(WHAT IS NEEDED) Report the count of lines with "chat" in the data below, and no other words.

Component data from apps and pages
○ ○ ○ ○ ○ ○ ○
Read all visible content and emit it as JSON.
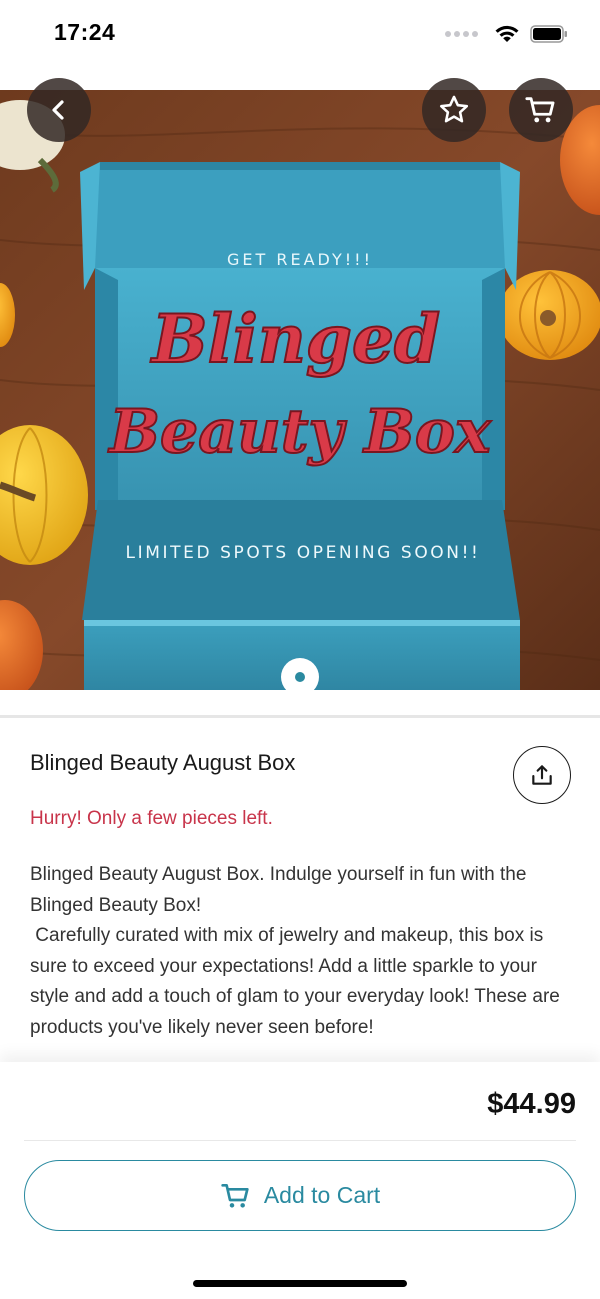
{
  "status_bar": {
    "time": "17:24"
  },
  "hero": {
    "top_text": "GET READY!!!",
    "script_line_1": "Blinged",
    "script_line_2": "Beauty Box",
    "bottom_text": "LIMITED SPOTS OPENING SOON!!"
  },
  "nav": {
    "back_icon": "chevron-left",
    "favorite_icon": "star",
    "cart_icon": "cart"
  },
  "product": {
    "title": "Blinged Beauty August Box",
    "stock_note": "Hurry! Only a few pieces left.",
    "description": "Blinged Beauty August Box. Indulge yourself in fun with the Blinged Beauty Box!\n Carefully curated with mix of jewelry and makeup, this box is sure to exceed your expectations! Add a little sparkle to your style and add a touch of glam to your everyday look! These are products you've likely never seen before!"
  },
  "purchase": {
    "price": "$44.99",
    "add_to_cart_label": "Add to Cart"
  },
  "colors": {
    "accent": "#2a8aa0",
    "stock_warning": "#c8344a",
    "box_teal": "#3ea6c4",
    "script_red": "#d93a48"
  }
}
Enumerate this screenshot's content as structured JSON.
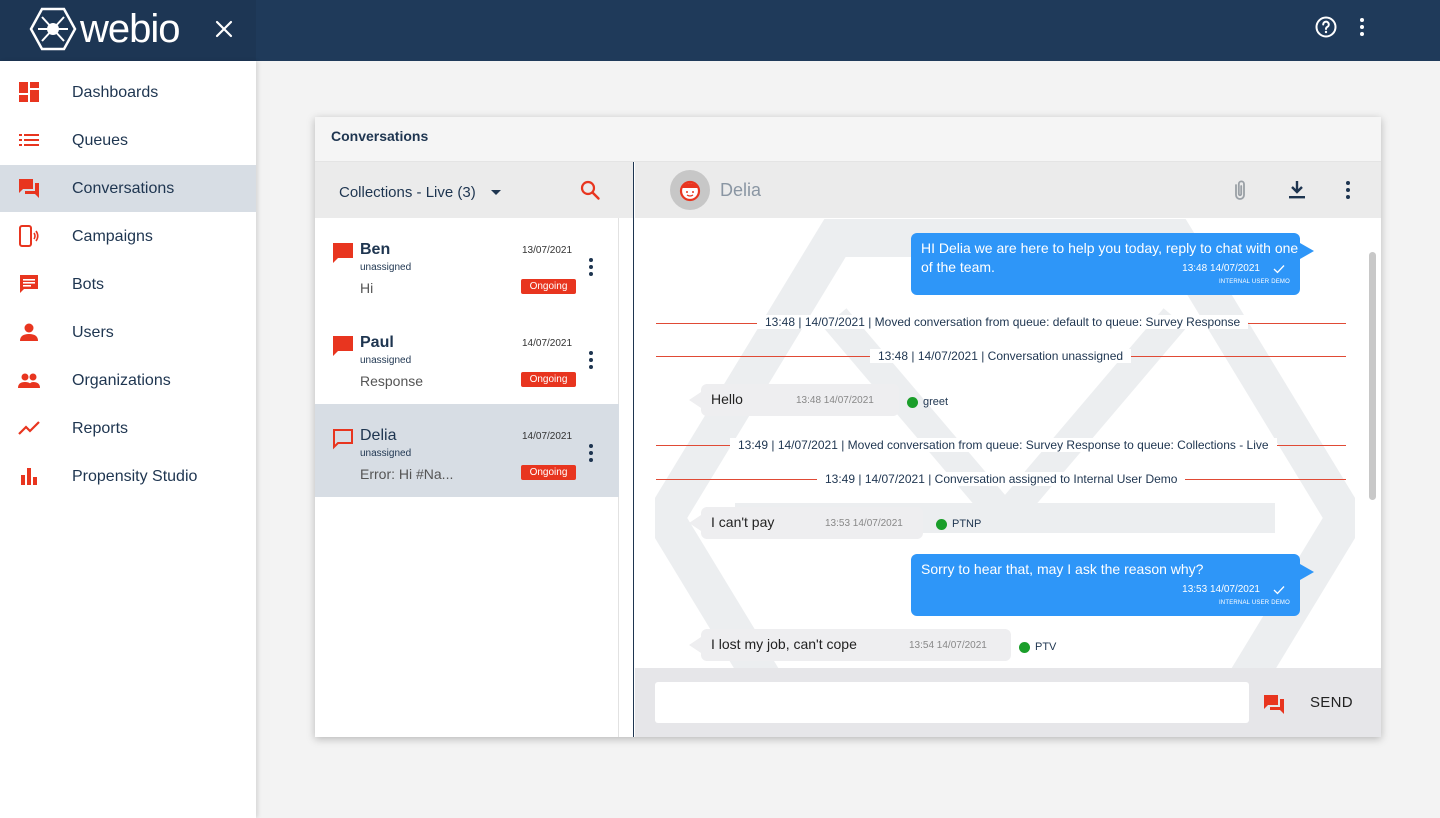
{
  "app": {
    "brand": "webio",
    "colors": {
      "topbar": "#1d3654",
      "accent": "#e8351f",
      "bubble_out": "#2e96f8",
      "status_dot": "#1a9e2a"
    }
  },
  "sidebar": {
    "items": [
      {
        "label": "Dashboards",
        "icon": "dashboard-icon"
      },
      {
        "label": "Queues",
        "icon": "list-icon"
      },
      {
        "label": "Conversations",
        "icon": "forum-icon",
        "active": true
      },
      {
        "label": "Campaigns",
        "icon": "phone-broadcast-icon"
      },
      {
        "label": "Bots",
        "icon": "chat-bubble-icon"
      },
      {
        "label": "Users",
        "icon": "person-icon"
      },
      {
        "label": "Organizations",
        "icon": "people-icon"
      },
      {
        "label": "Reports",
        "icon": "trending-line-icon"
      },
      {
        "label": "Propensity Studio",
        "icon": "bar-chart-icon"
      }
    ]
  },
  "card": {
    "title": "Conversations"
  },
  "conv_list": {
    "queue_label": "Collections - Live (3)",
    "items": [
      {
        "name": "Ben",
        "sub": "unassigned",
        "preview": "Hi",
        "date": "13/07/2021",
        "status": "Ongoing"
      },
      {
        "name": "Paul",
        "sub": "unassigned",
        "preview": "Response",
        "date": "14/07/2021",
        "status": "Ongoing"
      },
      {
        "name": "Delia",
        "sub": "unassigned",
        "preview": "Error: Hi #Na...",
        "date": "14/07/2021",
        "status": "Ongoing",
        "selected": true
      }
    ]
  },
  "chat": {
    "contact_name": "Delia",
    "messages": [
      {
        "type": "out",
        "text_line1": "HI Delia we are here to help you today, reply to chat with one",
        "text_line2": "of the team.",
        "time": "13:48 14/07/2021",
        "sender": "INTERNAL USER DEMO"
      },
      {
        "type": "system",
        "text": "13:48 | 14/07/2021 | Moved conversation from queue: default to queue: Survey Response"
      },
      {
        "type": "system",
        "text": "13:48 | 14/07/2021 | Conversation unassigned"
      },
      {
        "type": "in",
        "text": "Hello",
        "time": "13:48 14/07/2021",
        "intent": "greet"
      },
      {
        "type": "system",
        "text": "13:49 | 14/07/2021 | Moved conversation from queue: Survey Response to queue: Collections - Live"
      },
      {
        "type": "system",
        "text": "13:49 | 14/07/2021 | Conversation assigned to Internal User Demo"
      },
      {
        "type": "in",
        "text": "I can't pay",
        "time": "13:53 14/07/2021",
        "intent": "PTNP"
      },
      {
        "type": "out",
        "text_line1": "Sorry to hear that, may I ask the reason why?",
        "time": "13:53 14/07/2021",
        "sender": "INTERNAL USER DEMO"
      },
      {
        "type": "in",
        "text": "I lost my job, can't cope",
        "time": "13:54 14/07/2021",
        "intent": "PTV"
      }
    ],
    "input_value": "",
    "input_placeholder": "",
    "send_label": "SEND"
  }
}
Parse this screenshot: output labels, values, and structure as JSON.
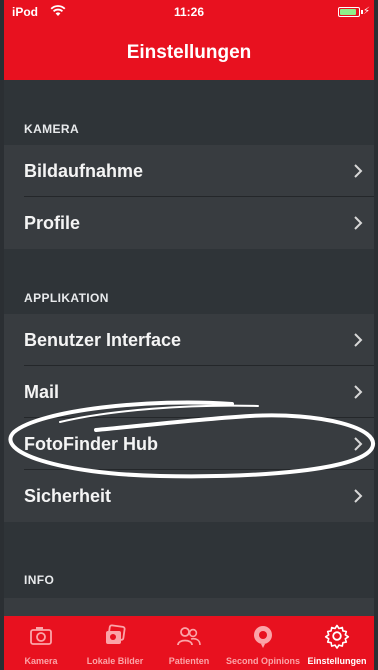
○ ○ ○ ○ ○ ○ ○
(SOLUTION FOR THIS PROBLEM) 3